**What is being asked:**
An accurate, complete copy of the records below is required.
>>>>>
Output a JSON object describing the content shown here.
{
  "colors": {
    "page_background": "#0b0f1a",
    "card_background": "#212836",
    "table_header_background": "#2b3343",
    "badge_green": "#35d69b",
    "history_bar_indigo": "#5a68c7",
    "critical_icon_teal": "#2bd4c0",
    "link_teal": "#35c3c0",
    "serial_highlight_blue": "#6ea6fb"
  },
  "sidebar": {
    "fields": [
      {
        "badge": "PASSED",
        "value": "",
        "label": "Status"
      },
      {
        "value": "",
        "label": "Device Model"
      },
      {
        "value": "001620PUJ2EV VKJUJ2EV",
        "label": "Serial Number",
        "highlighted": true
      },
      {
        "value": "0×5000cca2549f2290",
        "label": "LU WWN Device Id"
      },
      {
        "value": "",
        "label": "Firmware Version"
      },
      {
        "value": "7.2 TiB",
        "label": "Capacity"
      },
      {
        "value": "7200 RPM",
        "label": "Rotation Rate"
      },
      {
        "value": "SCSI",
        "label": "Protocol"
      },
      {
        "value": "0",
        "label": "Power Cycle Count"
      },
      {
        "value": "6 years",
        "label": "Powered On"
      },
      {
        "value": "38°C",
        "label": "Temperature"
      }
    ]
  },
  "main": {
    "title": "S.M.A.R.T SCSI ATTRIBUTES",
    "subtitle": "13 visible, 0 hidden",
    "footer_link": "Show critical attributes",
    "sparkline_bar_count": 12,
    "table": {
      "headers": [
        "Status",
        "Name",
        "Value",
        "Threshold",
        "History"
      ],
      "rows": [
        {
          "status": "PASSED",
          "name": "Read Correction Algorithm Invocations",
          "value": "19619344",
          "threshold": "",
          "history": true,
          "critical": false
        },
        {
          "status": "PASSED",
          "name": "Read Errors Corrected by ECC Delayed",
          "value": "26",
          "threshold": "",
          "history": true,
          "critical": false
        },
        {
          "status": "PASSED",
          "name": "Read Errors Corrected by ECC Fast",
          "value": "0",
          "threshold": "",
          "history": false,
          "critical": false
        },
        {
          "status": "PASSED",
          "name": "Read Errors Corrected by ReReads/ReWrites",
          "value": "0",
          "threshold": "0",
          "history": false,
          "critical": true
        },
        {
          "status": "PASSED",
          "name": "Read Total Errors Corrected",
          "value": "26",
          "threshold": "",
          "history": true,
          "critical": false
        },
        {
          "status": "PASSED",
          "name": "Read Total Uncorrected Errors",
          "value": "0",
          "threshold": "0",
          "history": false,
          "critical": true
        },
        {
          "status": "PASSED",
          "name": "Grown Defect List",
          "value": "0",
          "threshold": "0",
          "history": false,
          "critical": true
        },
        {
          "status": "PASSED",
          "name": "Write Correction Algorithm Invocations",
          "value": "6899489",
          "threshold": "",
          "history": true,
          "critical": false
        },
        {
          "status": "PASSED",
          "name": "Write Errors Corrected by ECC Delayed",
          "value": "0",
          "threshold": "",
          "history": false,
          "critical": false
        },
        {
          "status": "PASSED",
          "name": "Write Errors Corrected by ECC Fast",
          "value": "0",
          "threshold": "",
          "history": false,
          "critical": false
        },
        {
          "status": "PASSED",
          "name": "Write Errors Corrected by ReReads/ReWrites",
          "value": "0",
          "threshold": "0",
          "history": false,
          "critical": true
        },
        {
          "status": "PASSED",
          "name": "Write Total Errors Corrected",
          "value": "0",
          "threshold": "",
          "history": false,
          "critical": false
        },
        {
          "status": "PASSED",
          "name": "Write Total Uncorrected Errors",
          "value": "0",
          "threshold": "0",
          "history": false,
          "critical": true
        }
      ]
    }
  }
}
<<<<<
**The answer:**
Output a JSON object describing the content shown here.
{
  "colors": {
    "page_background": "#0b0f1a",
    "card_background": "#212836",
    "table_header_background": "#2b3343",
    "badge_green": "#35d69b",
    "history_bar_indigo": "#5a68c7",
    "critical_icon_teal": "#2bd4c0",
    "link_teal": "#35c3c0",
    "serial_highlight_blue": "#6ea6fb"
  },
  "sidebar": {
    "fields": [
      {
        "badge": "PASSED",
        "value": "",
        "label": "Status"
      },
      {
        "value": "",
        "label": "Device Model"
      },
      {
        "value": "001620PUJ2EV VKJUJ2EV",
        "label": "Serial Number",
        "highlighted": true
      },
      {
        "value": "0×5000cca2549f2290",
        "label": "LU WWN Device Id"
      },
      {
        "value": "",
        "label": "Firmware Version"
      },
      {
        "value": "7.2 TiB",
        "label": "Capacity"
      },
      {
        "value": "7200 RPM",
        "label": "Rotation Rate"
      },
      {
        "value": "SCSI",
        "label": "Protocol"
      },
      {
        "value": "0",
        "label": "Power Cycle Count"
      },
      {
        "value": "6 years",
        "label": "Powered On"
      },
      {
        "value": "38°C",
        "label": "Temperature"
      }
    ]
  },
  "main": {
    "title": "S.M.A.R.T SCSI ATTRIBUTES",
    "subtitle": "13 visible, 0 hidden",
    "footer_link": "Show critical attributes",
    "sparkline_bar_count": 12,
    "table": {
      "headers": [
        "Status",
        "Name",
        "Value",
        "Threshold",
        "History"
      ],
      "rows": [
        {
          "status": "PASSED",
          "name": "Read Correction Algorithm Invocations",
          "value": "19619344",
          "threshold": "",
          "history": true,
          "critical": false
        },
        {
          "status": "PASSED",
          "name": "Read Errors Corrected by ECC Delayed",
          "value": "26",
          "threshold": "",
          "history": true,
          "critical": false
        },
        {
          "status": "PASSED",
          "name": "Read Errors Corrected by ECC Fast",
          "value": "0",
          "threshold": "",
          "history": false,
          "critical": false
        },
        {
          "status": "PASSED",
          "name": "Read Errors Corrected by ReReads/ReWrites",
          "value": "0",
          "threshold": "0",
          "history": false,
          "critical": true
        },
        {
          "status": "PASSED",
          "name": "Read Total Errors Corrected",
          "value": "26",
          "threshold": "",
          "history": true,
          "critical": false
        },
        {
          "status": "PASSED",
          "name": "Read Total Uncorrected Errors",
          "value": "0",
          "threshold": "0",
          "history": false,
          "critical": true
        },
        {
          "status": "PASSED",
          "name": "Grown Defect List",
          "value": "0",
          "threshold": "0",
          "history": false,
          "critical": true
        },
        {
          "status": "PASSED",
          "name": "Write Correction Algorithm Invocations",
          "value": "6899489",
          "threshold": "",
          "history": true,
          "critical": false
        },
        {
          "status": "PASSED",
          "name": "Write Errors Corrected by ECC Delayed",
          "value": "0",
          "threshold": "",
          "history": false,
          "critical": false
        },
        {
          "status": "PASSED",
          "name": "Write Errors Corrected by ECC Fast",
          "value": "0",
          "threshold": "",
          "history": false,
          "critical": false
        },
        {
          "status": "PASSED",
          "name": "Write Errors Corrected by ReReads/ReWrites",
          "value": "0",
          "threshold": "0",
          "history": false,
          "critical": true
        },
        {
          "status": "PASSED",
          "name": "Write Total Errors Corrected",
          "value": "0",
          "threshold": "",
          "history": false,
          "critical": false
        },
        {
          "status": "PASSED",
          "name": "Write Total Uncorrected Errors",
          "value": "0",
          "threshold": "0",
          "history": false,
          "critical": true
        }
      ]
    }
  }
}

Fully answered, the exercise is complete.